HAMSHETTI (SUKMA), December 29, 2012

Suvojit Bagchi, The Hindu

Lakshman Sori (the name changed) doesn’t want curious visitors to his house, especially journalists. “My wife and I are trying to rebuild our lives, and your visit will ruin everything.”

Mr. Sori’s wife, a Muria Gond, is a rape survivor, but the Sori family, of Shamsetti village in Chhattisgarh’s Sukma district, is concerned more about mundane issues than justice. “We cannot afford justice any more, please do not ask us why,” he said.

This was not always the case. The women of Shamsetti, a nondescript village of about 130 families, did testify in court to how, in July 2006, four of them were beaten up and gang-raped, allegedly by special police officers (SPOs) at the peak of the state-sponsored anti-Maoist campaign.

Today, the SPOs and Salwa Judum — the State-supported militia that waged war against the Maoists — are officially non-existent. But its members still hold power and influence and have the connections to work the system. Five of the 12 accused in the Shamsetti case have government jobs and at least two of the SPO accused are now police constables. While in urban India the delays inherent in the legal process often hold up rape cases, in Sukma and elsewhere in the tribal belt of central India, conviction is virtually non-existent.

Soon after the rape though, the Shamsetti women bravely came forward. One survivor testified that while she was working at her place, a team of police and SPOs arrived in her house. “They forced me to a nearby field and took their turns to rape me, while my parents were beaten and locked in a room,” her statement says. The SPOs allegedly raped the women in the village itself. Yet another testimonial records, “A group of 200 police men and SPOs raided our village. Someone caught me from behind while I was chaffing the paddy at my house. Three men raped me in my house.”

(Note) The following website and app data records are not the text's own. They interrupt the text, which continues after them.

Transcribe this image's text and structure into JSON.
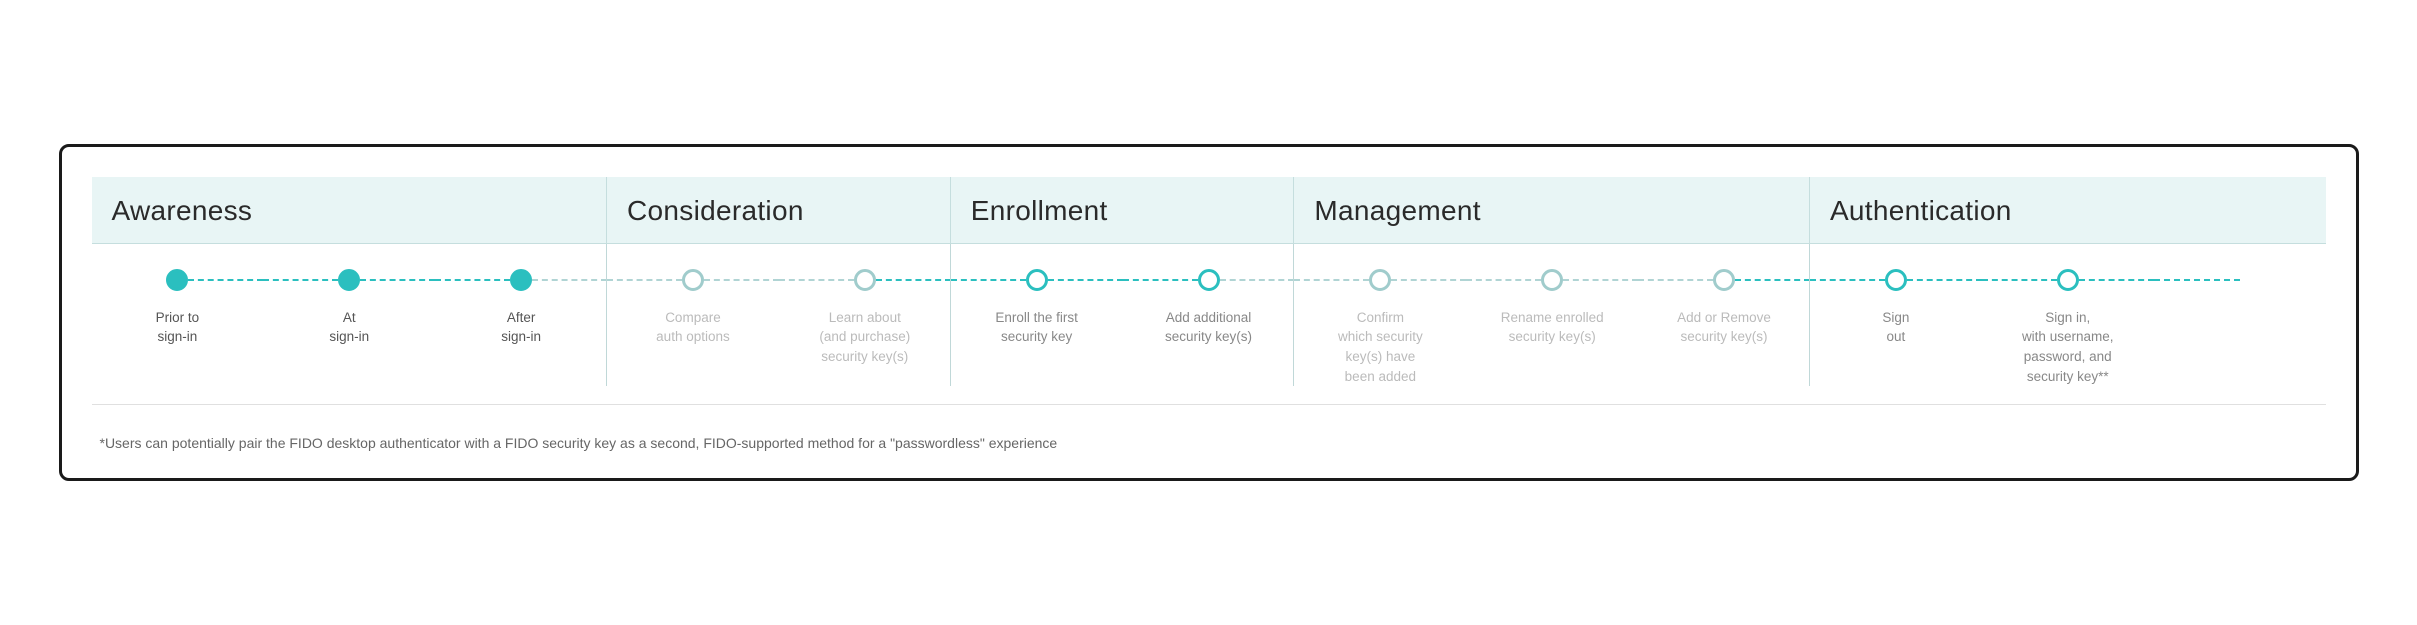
{
  "chart": {
    "phases": [
      {
        "id": "awareness",
        "label": "Awareness",
        "colSpan": 3
      },
      {
        "id": "consideration",
        "label": "Consideration",
        "colSpan": 2
      },
      {
        "id": "enrollment",
        "label": "Enrollment",
        "colSpan": 2
      },
      {
        "id": "management",
        "label": "Management",
        "colSpan": 3
      },
      {
        "id": "authentication",
        "label": "Authentication",
        "colSpan": 3
      }
    ],
    "steps": [
      {
        "id": "prior-to-sign-in",
        "label": "Prior to\nsign-in",
        "style": "filled",
        "dashLeft": "invisible",
        "dashRight": "teal"
      },
      {
        "id": "at-sign-in",
        "label": "At\nsign-in",
        "style": "filled",
        "dashLeft": "teal",
        "dashRight": "teal"
      },
      {
        "id": "after-sign-in",
        "label": "After\nsign-in",
        "style": "filled",
        "dashLeft": "teal",
        "dashRight": "teal",
        "phaseEnd": true
      },
      {
        "id": "compare-auth-options",
        "label": "Compare\nauth options",
        "style": "outline-faded",
        "dashLeft": "faded",
        "dashRight": "faded"
      },
      {
        "id": "learn-about-security-keys",
        "label": "Learn about\n(and purchase)\nsecurity key(s)",
        "style": "outline-faded",
        "dashLeft": "faded",
        "dashRight": "faded",
        "phaseEnd": true
      },
      {
        "id": "enroll-first-key",
        "label": "Enroll the first\nsecurity key",
        "style": "outline",
        "dashLeft": "teal",
        "dashRight": "teal"
      },
      {
        "id": "add-additional-keys",
        "label": "Add additional\nsecurity key(s)",
        "style": "outline",
        "dashLeft": "teal",
        "dashRight": "teal",
        "phaseEnd": true
      },
      {
        "id": "confirm-keys-added",
        "label": "Confirm\nwhich security\nkey(s) have\nbeen added",
        "style": "outline-faded",
        "dashLeft": "faded",
        "dashRight": "faded"
      },
      {
        "id": "rename-enrolled-keys",
        "label": "Rename enrolled\nsecurity key(s)",
        "style": "outline-faded",
        "dashLeft": "faded",
        "dashRight": "faded"
      },
      {
        "id": "add-or-remove-keys",
        "label": "Add or Remove\nsecurity key(s)",
        "style": "outline-faded",
        "dashLeft": "faded",
        "dashRight": "faded",
        "phaseEnd": true
      },
      {
        "id": "sign-out",
        "label": "Sign\nout",
        "style": "outline",
        "dashLeft": "teal",
        "dashRight": "teal"
      },
      {
        "id": "sign-in-with-credentials",
        "label": "Sign in,\nwith username,\npassword, and\nsecurity key**",
        "style": "outline",
        "dashLeft": "teal",
        "dashRight": "teal"
      },
      {
        "id": "last-dummy",
        "label": "",
        "style": "invisible",
        "dashLeft": "teal",
        "dashRight": "invisible"
      }
    ],
    "footer_note": "*Users can potentially pair the FIDO desktop authenticator with a FIDO security key as a second, FIDO-supported method for a \"passwordless\" experience"
  }
}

The testimonies run into dozens of pages and discuss how the police refused to accept complaints and the women were threatened with “severe consequences” if they registered complaints. Sudha Bharadwaj, lawyer for the complainants, says it was an “uphill task for the women and their witnesses to get their statements recorded, given the repeated adjournments” in the Konta court, about 25 km from Shamsetti. “But the brave women still appeared while the culprits were hovering around the small court room.”